We’ve seen quite a few Ridley’s harmonicas arriving in lessons recently, so we thought we’d give one a closer inspection. They’re manufactured in China for Wild & Wolf Ltd, of Bath UK and Lynchburg USA. Wild & Wolf specialise in household goods that have vintage appeal. Their packaging has the feel of 1950’s and 1960’s marketing, and their range of goods is chosen for simple value and durability. No batteries or apps!
Part of the Wild & Wolf range includes Ridley’s House of Novelties, a selection of toys and children’s gifts packaged the way parents and grandparents will remember. Representing good old-fashioned fun, a 10 hole harmonica has been included in the mix and, depending on where you shop, you’ll normally find this available for anything between £4.00 and £6.00 a unit. Ours cost £5.95 on Amazon UK, plus £2.65 shipping. A total outlay of £8.60. It goes for less.
Toy or instrument?
Ridley’s harmonica is marketed alongside items like yo-yo’s, balloon modelling kits, pick-up-sticks and practical joke packs. Which prompts the question, is this harmonica a toy or a musical instrument? We found online reviews that favour both views. Some buyers saw it as a source of entertainment. Here’s an example: Cheap as chips and does what it says on the box. Sturdy, well made, durable – it’s a harmonica!
But what if you’re looking for something to use in music lessons or to play more seriously? Another reviewer wrote: The one I received could not be considered anything but a toy. It was hopelessly out of tune, and virtually useless. Swan harmonicas, at a similar price, are better quality, and far more usable as a serious instrument. I would say, as a bit of fun for a child these are fair enough, but steer clear if you have any sort of ambition to play harmonica seriously.
The harmonica is certainly well built and will take a knock or two. It comprises a standard injection-moulded, black ABS plastic comb. This has recesses top and bottom, within which the standard metal reed plates sit; a good arrangement for promoting air-tightness in a harmonica. As is the fact that the reed plates themselves are held in place by no less than seven mini-screws. The moulded steel cover plates are have just one screw at each end, which is fine and are also recessed within the comb unit. They carry standard hole numbering on the top plate, no branding, and open backs on both for sound projection when everything is assembled.

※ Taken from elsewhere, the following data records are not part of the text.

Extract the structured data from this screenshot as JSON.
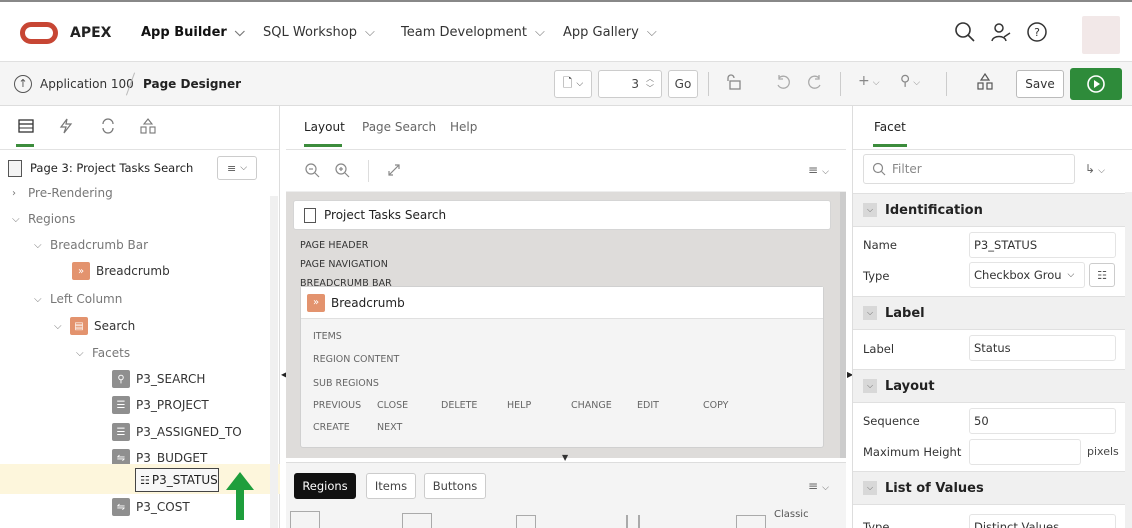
{
  "header": {
    "brand": "APEX",
    "nav": [
      {
        "label": "App Builder"
      },
      {
        "label": "SQL Workshop"
      },
      {
        "label": "Team Development"
      },
      {
        "label": "App Gallery"
      }
    ],
    "icons": [
      "search-icon",
      "user-settings-icon",
      "help-icon"
    ]
  },
  "toolbar": {
    "breadcrumb_app": "Application 100",
    "breadcrumb_current": "Page Designer",
    "page_number": "3",
    "go_label": "Go",
    "save_label": "Save"
  },
  "left": {
    "page_title": "Page 3: Project Tasks Search",
    "tree": {
      "pre_rendering": "Pre-Rendering",
      "regions": "Regions",
      "breadcrumb_bar": "Breadcrumb Bar",
      "breadcrumb": "Breadcrumb",
      "left_column": "Left Column",
      "search": "Search",
      "facets": "Facets",
      "items": [
        "P3_SEARCH",
        "P3_PROJECT",
        "P3_ASSIGNED_TO",
        "P3_BUDGET",
        "P3_COST"
      ],
      "dragged": "P3_STATUS"
    }
  },
  "center": {
    "tabs": [
      "Layout",
      "Page Search",
      "Help"
    ],
    "region_title": "Project Tasks Search",
    "captions": [
      "PAGE HEADER",
      "PAGE NAVIGATION",
      "BREADCRUMB BAR"
    ],
    "breadcrumb_region": "Breadcrumb",
    "slots": {
      "items": "ITEMS",
      "region_content": "REGION CONTENT",
      "sub_regions": "SUB REGIONS",
      "row1": [
        "PREVIOUS",
        "CLOSE",
        "DELETE",
        "HELP",
        "CHANGE",
        "EDIT",
        "COPY"
      ],
      "row2": [
        "CREATE",
        "NEXT"
      ]
    },
    "gallery_tabs": [
      "Regions",
      "Items",
      "Buttons"
    ],
    "gallery_items": [
      "Classic"
    ]
  },
  "right": {
    "tab": "Facet",
    "filter_placeholder": "Filter",
    "sections": {
      "identification": "Identification",
      "label": "Label",
      "layout": "Layout",
      "lov": "List of Values"
    },
    "props": {
      "name_label": "Name",
      "name_value": "P3_STATUS",
      "type_label": "Type",
      "type_value": "Checkbox Grou",
      "label_label": "Label",
      "label_value": "Status",
      "sequence_label": "Sequence",
      "sequence_value": "50",
      "max_height_label": "Maximum Height",
      "max_height_unit": "pixels",
      "lov_type_label": "Type",
      "lov_type_value": "Distinct Values"
    }
  },
  "colors": {
    "brand_red": "#c74634",
    "run_green": "#2e8b3a",
    "accent_green": "#3c8c3c",
    "item_orange": "#e3936e"
  }
}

The proof of the tin sandwich
When we used the harmonica, the melody notes in holes 4, 5, 6 and 7 seemed to play quite well and sounded bright. However, to the ear and with a digital tuner, 4D and 6B were slightly flat and not as satisfying as the other notes. Here’s what we heard..
The biggest problem came when we tried to play chords; one of the first things newcomers will do. The result was shambolic! Which is probably why the cardboard packaging motif states super honky tonk sound. We’ve never known the term honky tonk being applied to a harmonica. Honky tonk piano certainly; this has an endearing, out-of-tune jangle. What we found was neither super, nor honky tonk. Here’s what we heard..

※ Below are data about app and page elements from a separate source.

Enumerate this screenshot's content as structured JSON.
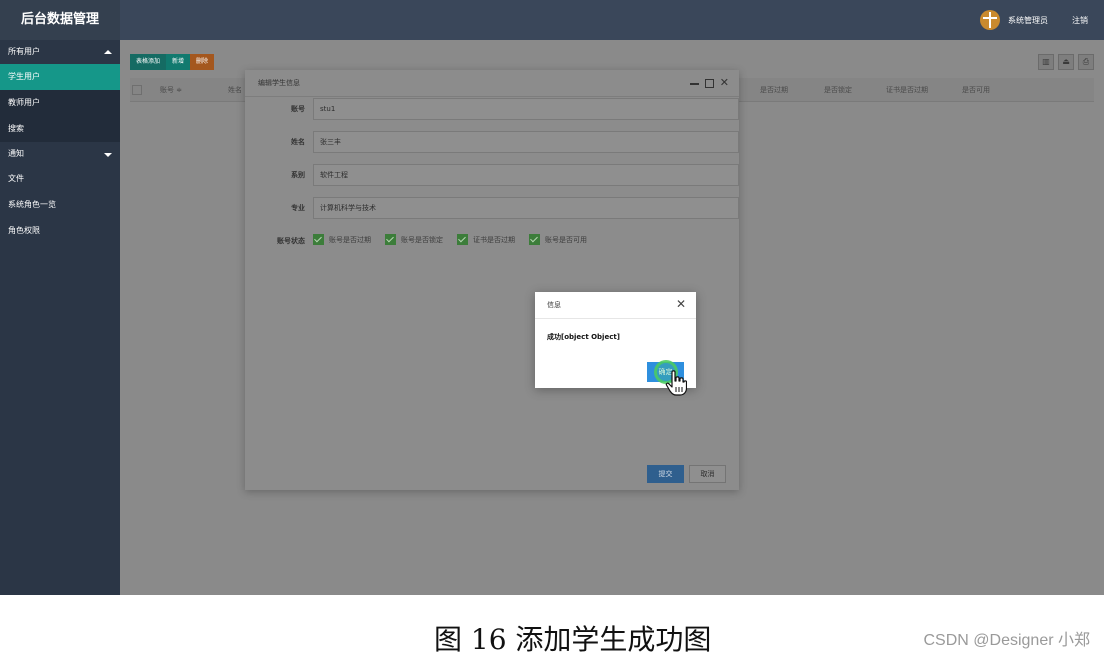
{
  "header": {
    "title": "后台数据管理",
    "user": "系统管理员",
    "logout": "注销"
  },
  "sidebar": {
    "groups": [
      {
        "label": "所有用户",
        "expanded": true
      },
      {
        "label": "通知",
        "expanded": false
      }
    ],
    "items": [
      {
        "label": "学生用户",
        "active": true
      },
      {
        "label": "教师用户"
      },
      {
        "label": "搜索"
      },
      {
        "label": "文件"
      },
      {
        "label": "系统角色一览"
      },
      {
        "label": "角色权限"
      }
    ]
  },
  "toolbar": {
    "add_table": "表格添加",
    "add": "新增",
    "delete": "删除"
  },
  "table": {
    "columns": [
      "账号 ≑",
      "姓名",
      "是否过期",
      "是否锁定",
      "证书是否过期",
      "是否可用"
    ]
  },
  "edit_dialog": {
    "title": "编辑学生信息",
    "fields": [
      {
        "label": "账号",
        "value": "stu1"
      },
      {
        "label": "姓名",
        "value": "张三丰"
      },
      {
        "label": "系别",
        "value": "软件工程"
      },
      {
        "label": "专业",
        "value": "计算机科学与技术"
      }
    ],
    "status_label": "账号状态",
    "checks": [
      "账号是否过期",
      "账号是否锁定",
      "证书是否过期",
      "账号是否可用"
    ],
    "submit": "提交",
    "cancel": "取消"
  },
  "info_dialog": {
    "title": "信息",
    "message": "成功[object Object]",
    "ok": "确定"
  },
  "caption": "图 16 添加学生成功图",
  "watermark": "CSDN @Designer 小郑",
  "colors": {
    "header": "#3a475a",
    "sidebar": "#2b3646",
    "active": "#159789",
    "primary": "#2e8fde"
  }
}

From the sound file above, you can hear the chordal notes wavering, or beating as we call it. Especially at the lower end. This effect tells us the harmonica reeds are not in tune with each other, and not good for chord playing. Which, is probably why the term honky tonk is used on the packaging. This is puzzling because, judging by the standard scraping on the reeds, some form of tuning has evidently taken place.

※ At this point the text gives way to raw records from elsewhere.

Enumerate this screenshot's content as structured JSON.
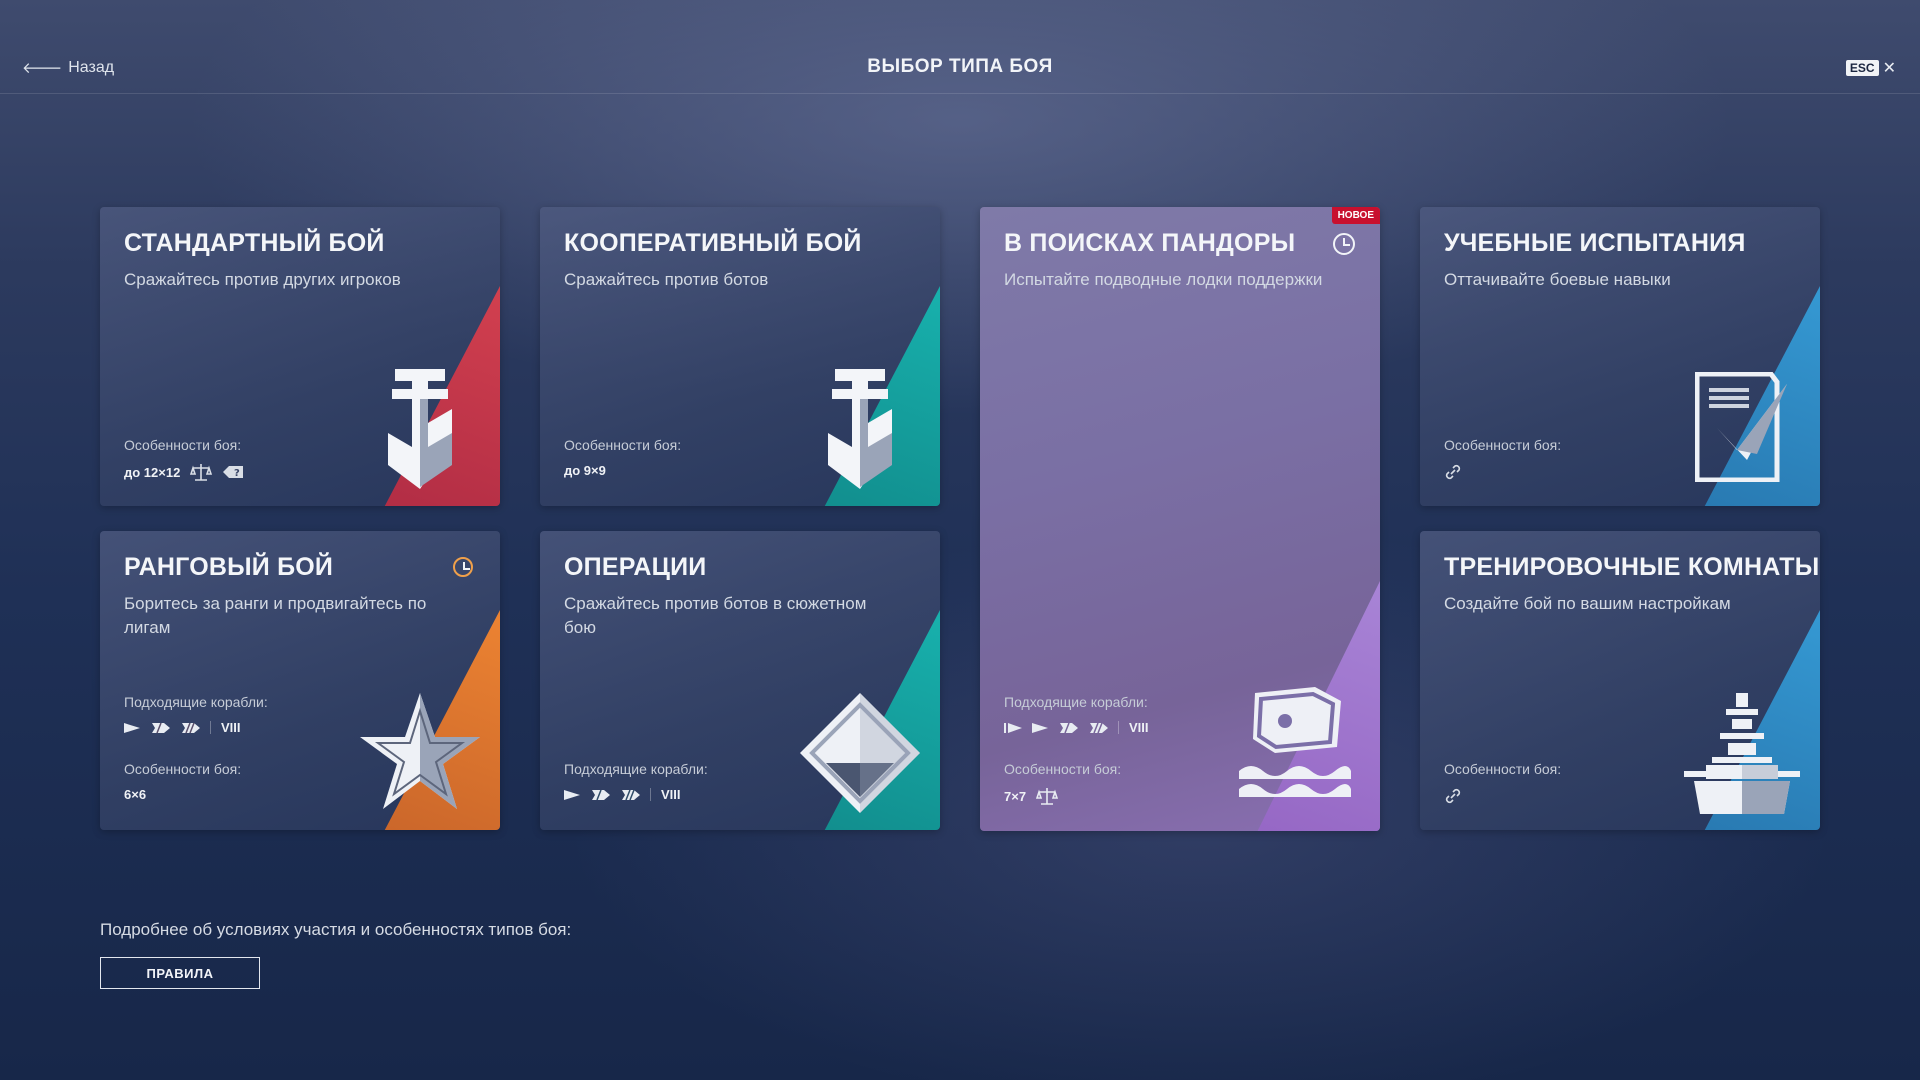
{
  "header": {
    "back_label": "Назад",
    "title": "ВЫБОР ТИПА БОЯ",
    "esc_label": "ESC",
    "close_symbol": "✕"
  },
  "cards": [
    {
      "title": "СТАНДАРТНЫЙ БОЙ",
      "subtitle": "Сражайтесь против других игроков",
      "features_label": "Особенности боя:",
      "features_value": "до 12×12",
      "accent": "#c83a4a",
      "icon": "anchor-icon"
    },
    {
      "title": "КООПЕРАТИВНЫЙ БОЙ",
      "subtitle": "Сражайтесь против ботов",
      "features_label": "Особенности боя:",
      "features_value": "до 9×9",
      "accent": "#16a3a0",
      "icon": "anchor-icon"
    },
    {
      "title": "В ПОИСКАХ ПАНДОРЫ",
      "subtitle": "Испытайте подводные лодки поддержки",
      "badge": "НОВОЕ",
      "ships_label": "Подходящие корабли:",
      "ships_tier": "VIII",
      "features_label": "Особенности боя:",
      "features_value": "7×7",
      "accent": "#9d6fc6",
      "icon": "treasure-chest-icon"
    },
    {
      "title": "УЧЕБНЫЕ ИСПЫТАНИЯ",
      "subtitle": "Оттачивайте боевые навыки",
      "features_label": "Особенности боя:",
      "accent": "#2f8ec9",
      "icon": "checklist-icon"
    },
    {
      "title": "РАНГОВЫЙ БОЙ",
      "subtitle": "Боритесь за ранги и продвигайтесь по лигам",
      "ships_label": "Подходящие корабли:",
      "ships_tier": "VIII",
      "features_label": "Особенности боя:",
      "features_value": "6×6",
      "accent": "#e0752c",
      "icon": "star-icon"
    },
    {
      "title": "ОПЕРАЦИИ",
      "subtitle": "Сражайтесь против ботов в сюжетном бою",
      "ships_label": "Подходящие корабли:",
      "ships_tier": "VIII",
      "accent": "#16a3a0",
      "icon": "diamond-icon"
    },
    {
      "title": "ТРЕНИРОВОЧНЫЕ КОМНАТЫ",
      "subtitle": "Создайте бой по вашим настройкам",
      "features_label": "Особенности боя:",
      "accent": "#2f8ec9",
      "icon": "battleship-icon"
    }
  ],
  "footer": {
    "info_text": "Подробнее об условиях участия и особенностях типов боя:",
    "rules_button": "ПРАВИЛА"
  }
}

To highlight the problem more clearly, here’s what happens when we play two notes an octave apart. This technique is called octaving and it is the quickest way to check the tuning on any harmonica. We’re effectively picking out twin notes from the chords above, to see if they play sympathetically. The beating effect, becomes very apparent and is unappealing..
Another problem is that despite its favourable design features, the harmonica has an inherent leakiness. The feel was somewhat spongy, which makes hard going for beginners. As seasoned players, when it came to bend notes, we had to work hard, especially in 3D. We also found it impossible to play the last two blow bends 10B’ and 10B” as you’ll hear..
So what do you get for your money?
The harmonica comes in a nice sturdy case, with a small cleaning cloth. The starter information-cum-first tune sheet explains how to cup the harmonica with both hands, and how to play blow and draw notes.
The tunes chosen are Three Blind Mice and Home On The Range, two well know melodies. The triangle/circle tab for Three Blind Mice is missing some crucial repeat notes however, and doesn’t match the alliteration of the lyric. Home On The Range also has an unconventional ending. And while this may appear a little over-critical, the lack of attention to detail mirrors the poor quality control that dogs the harmonica generally.
As with all things in life, you get what you pay for. This is not a harmonica for the serious learner, although it is fun. The packaging says the harmonica is suitable for children 6 years and over. There’s nothing to say children under 6 years couldn’t knock out a tune given the chance, or at least enjoy a few hours’ safe amusement. If Wild & Wolf tidied up the tuning and corrected the information sheet this could be a decent starter instrument. Until then, it remains a toy.